The Rumba is the dance of love and it is as intimate as any. There are a few ways of dancing it, like doing a demo to pupils, with art, with love, with lust, without steps. Sophie EB and the Kiwi Gob selected options two and five, artistic and stepless. Oh, and they added a few smiles amidst the shapes, probably the biggest sin.
They looked great, he impersonating Jack Palance, her an advert for Scottish Widows. And the song, ‘Will You Still Love Me Tomorrow’ offered the opportunity for great cadence. And the routine was full of art, a clean connection, another sibling dance, no lust nor smut. And sometimes that is okay, a purity spoiled a little just by the smiles, no intensity demanded by love.
And then the attacks came about the lack of chemistry, it needing more raunch, it being cold. Brendan railed and hit back his bottom lip aquiver, why would anyone want it filthy? He was catering to his partner and that is totally right; dance to her level and to her emotional capacity. Just because not everyone wants to smoulder and sex it up, this is no reason to criticise. The smiling, yes.
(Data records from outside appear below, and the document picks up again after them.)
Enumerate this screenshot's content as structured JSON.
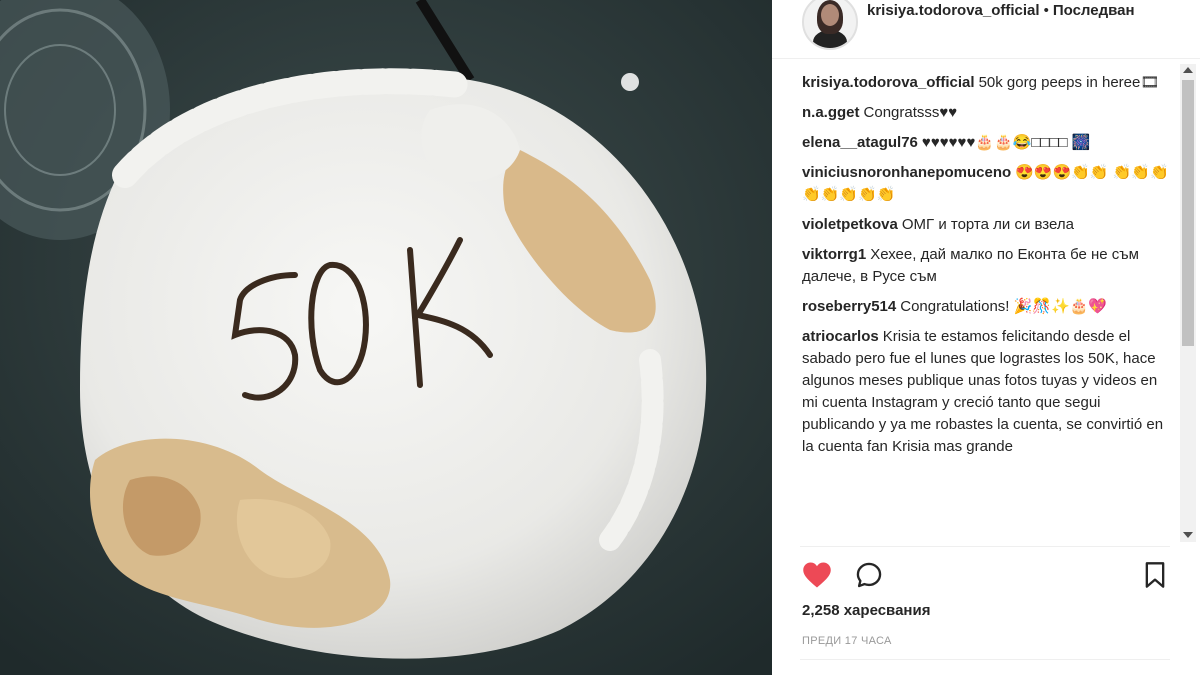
{
  "post": {
    "username": "krisiya.todorova_official",
    "separator": "•",
    "follow_status": "Последван"
  },
  "photo": {
    "cake_text": "50K",
    "description_icon": "cake-photo"
  },
  "comments": [
    {
      "user": "krisiya.todorova_official",
      "text": "50k gorg peeps in heree🎞"
    },
    {
      "user": "n.a.gget",
      "text": "Congratsss♥♥"
    },
    {
      "user": "elena__atagul76",
      "text": "♥♥♥♥♥♥🎂🎂😂□□□□ 🎆"
    },
    {
      "user": "viniciusnoronhanepomuceno",
      "text": "😍😍😍👏👏 👏👏👏👏👏👏👏👏"
    },
    {
      "user": "violetpetkova",
      "text": "ОМГ и торта ли си взела"
    },
    {
      "user": "viktorrg1",
      "text": "Хехее, дай малко по Еконта бе не съм далече, в Русе съм"
    },
    {
      "user": "roseberry514",
      "text": "Congratulations! 🎉🎊✨🎂💖"
    },
    {
      "user": "atriocarlos",
      "text": "Krisia te estamos felicitando desde el sabado pero fue el lunes que lograstes los 50K, hace algunos meses publique unas fotos tuyas y videos en mi cuenta Instagram y creció tanto que segui publicando y ya me robastes la cuenta, se convirtió en la cuenta fan Krisia mas grande"
    }
  ],
  "actions": {
    "like_icon": "heart-icon",
    "comment_icon": "comment-bubble-icon",
    "save_icon": "bookmark-icon",
    "like_color": "#ed4956"
  },
  "likes": {
    "count": "2,258",
    "label": "харесвания"
  },
  "timestamp": "ПРЕДИ 17 ЧАСА"
}
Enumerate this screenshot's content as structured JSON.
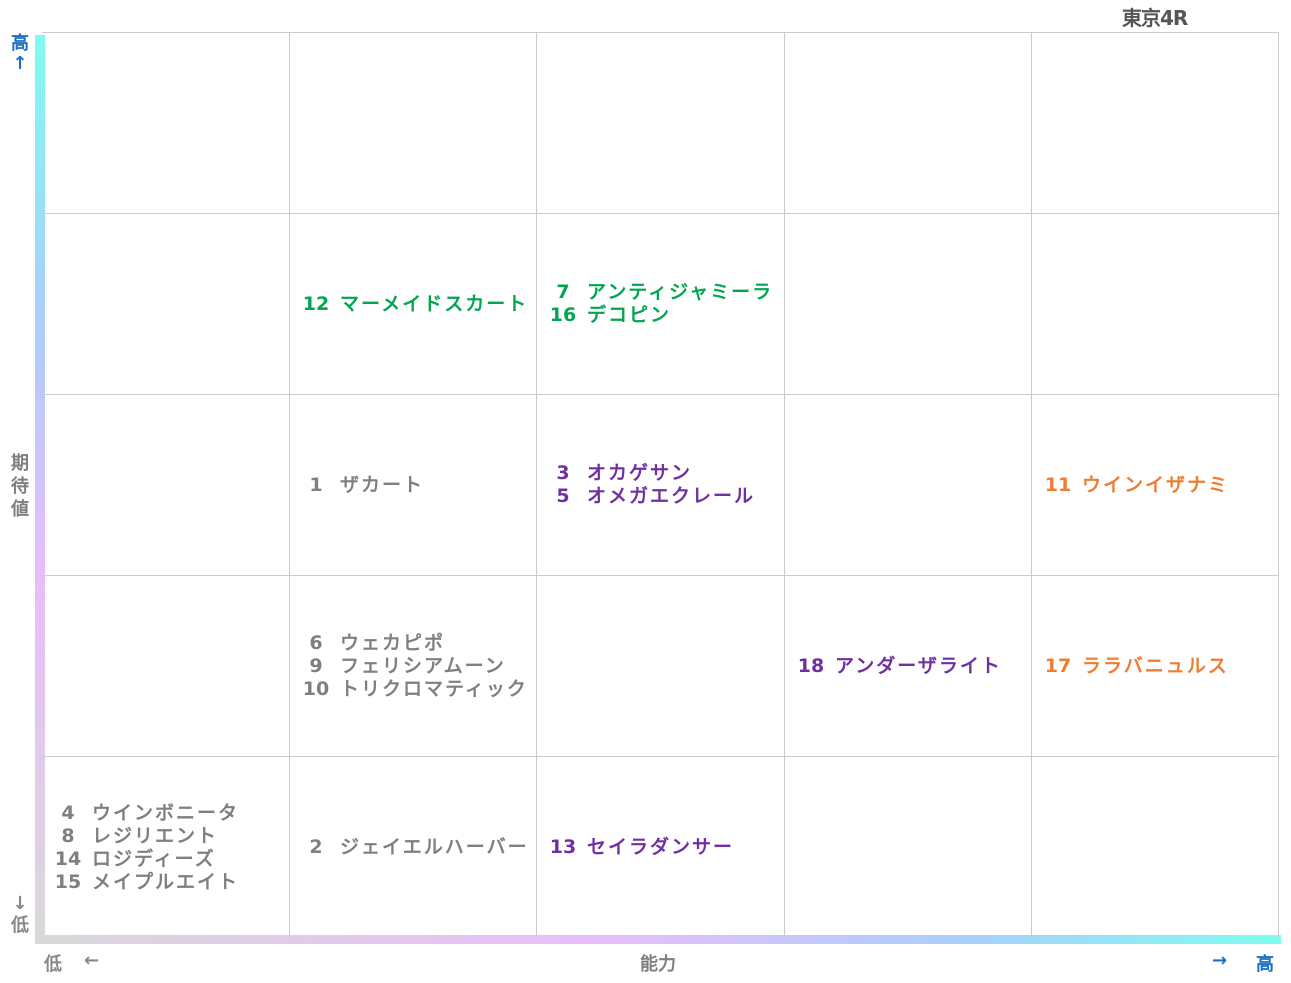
{
  "race_title": "東京4R",
  "y_axis": {
    "high": "高",
    "high_arrow": "↑",
    "title_chars": [
      "期",
      "待",
      "値"
    ],
    "low_arrow": "↓",
    "low": "低"
  },
  "x_axis": {
    "low": "低",
    "low_arrow": "←",
    "title": "能力",
    "high_arrow": "→",
    "high": "高"
  },
  "colors": {
    "gray": "#7f7f7f",
    "green": "#00a650",
    "purple": "#7030a0",
    "orange": "#ed7d31"
  },
  "chart_data": {
    "type": "table",
    "title": "東京4R",
    "xlabel": "能力",
    "ylabel": "期待値",
    "columns": 5,
    "rows": 5,
    "cells": [
      {
        "row": 2,
        "col": 2,
        "color": "green",
        "entries": [
          {
            "num": "12",
            "name": "マーメイドスカート"
          }
        ]
      },
      {
        "row": 2,
        "col": 3,
        "color": "green",
        "entries": [
          {
            "num": "7",
            "name": "アンティジャミーラ"
          },
          {
            "num": "16",
            "name": "デコピン"
          }
        ]
      },
      {
        "row": 3,
        "col": 2,
        "color": "gray",
        "entries": [
          {
            "num": "1",
            "name": "ザカート"
          }
        ]
      },
      {
        "row": 3,
        "col": 3,
        "color": "purple",
        "entries": [
          {
            "num": "3",
            "name": "オカゲサン"
          },
          {
            "num": "5",
            "name": "オメガエクレール"
          }
        ]
      },
      {
        "row": 3,
        "col": 5,
        "color": "orange",
        "entries": [
          {
            "num": "11",
            "name": "ウインイザナミ"
          }
        ]
      },
      {
        "row": 4,
        "col": 2,
        "color": "gray",
        "entries": [
          {
            "num": "6",
            "name": "ウェカピポ"
          },
          {
            "num": "9",
            "name": "フェリシアムーン"
          },
          {
            "num": "10",
            "name": "トリクロマティック"
          }
        ]
      },
      {
        "row": 4,
        "col": 4,
        "color": "purple",
        "entries": [
          {
            "num": "18",
            "name": "アンダーザライト"
          }
        ]
      },
      {
        "row": 4,
        "col": 5,
        "color": "orange",
        "entries": [
          {
            "num": "17",
            "name": "ララバニュルス"
          }
        ]
      },
      {
        "row": 5,
        "col": 1,
        "color": "gray",
        "entries": [
          {
            "num": "4",
            "name": "ウインボニータ"
          },
          {
            "num": "8",
            "name": "レジリエント"
          },
          {
            "num": "14",
            "name": "ロジディーズ"
          },
          {
            "num": "15",
            "name": "メイプルエイト"
          }
        ]
      },
      {
        "row": 5,
        "col": 2,
        "color": "gray",
        "entries": [
          {
            "num": "2",
            "name": "ジェイエルハーバー"
          }
        ]
      },
      {
        "row": 5,
        "col": 3,
        "color": "purple",
        "entries": [
          {
            "num": "13",
            "name": "セイラダンサー"
          }
        ]
      }
    ]
  }
}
All the top six made it through and that just left our Ben and Mark to fight it out in the dance off, Ben bottom for the night on 27, Mark, miraculously a point higher. The dance off was a funny affair. Both dancers spoke like it would be their last dance, relief in their voices and body language, and cometh the result, the surprising departure of Big Ben, he spoke of ‘being on borrowed time’ for a while. He took his departure with elegance and stoicism. Having had a life full of ups and downs, he used to work for Express Lifts in Northampton, he knew that it was just a game show, not life and death. His dad died trying to protect a fight victim thirteen years ago not having seen his son dance or win the Rugby World Cup though he watched Ben’s uncle win the 1966 World Cup alongside the Charltons and Bobby Moore. Oh, and Geoff Hurst.
I liked Ben’s Charleston to ‘No Diggity’, the theme a strong man in a sports hall-cum-gym, a pommel horse and free weights adorning the floor. He lifted well, of course he did, Kristina flirted beautifully with the dance in her sky blue cheer leaders outfit, fresh from Dallas, and between them they produced a nice dance, a little slow but with smart timing.
The dance was a little tepid in terms of speed, electricity and deliverance and that, apart from a cupple of mistakes, was what did for Ben. As I have mentioned before Ben is super-fast on his feet so why not make the dance fast? Everything looked slow because he was holding back his natural tendency to rip up the turf in front of him. If they had started in 6th gear not second, and then slowed to 4th, it would have worked better and Mark would now be home.
As is Mark survived the producers’ last googly, that music, in a Fox Trot that was described as funn, jolly and Vaudeville, surely that says it all, as he trundled into his third dance off, now a veteran thereof. The routine began with Mark in bed. On the sound of the alarm he whipped off his jimmies and stood resplendent in a traditional dark suit with white tie, looking like a combination of Terry Scott and my step-dad Mike. I’veMetHer wore a gorgeous pinky peach, full length frock that would look great in my wardrobe.Having faffed for forty seconds, some pigeon toed oversways, a few blats and some patter cake featuring, they actually started to dance and somehow he found the music and the rhythm as the projectors flooded the floor with white poppies, surely the opiate used by the producers this week. Bless Mark for being a great trier; his stock has risen much since September.
And so we are left with the Magnificent Seven, or should that be the Super Six?
And as a parent desperate to parent well I hope that my child slept well on Sunday night and woke up feeling better in a different frame of mind on Monday morning. If not it could soon be up for adoption.
November 28th 2013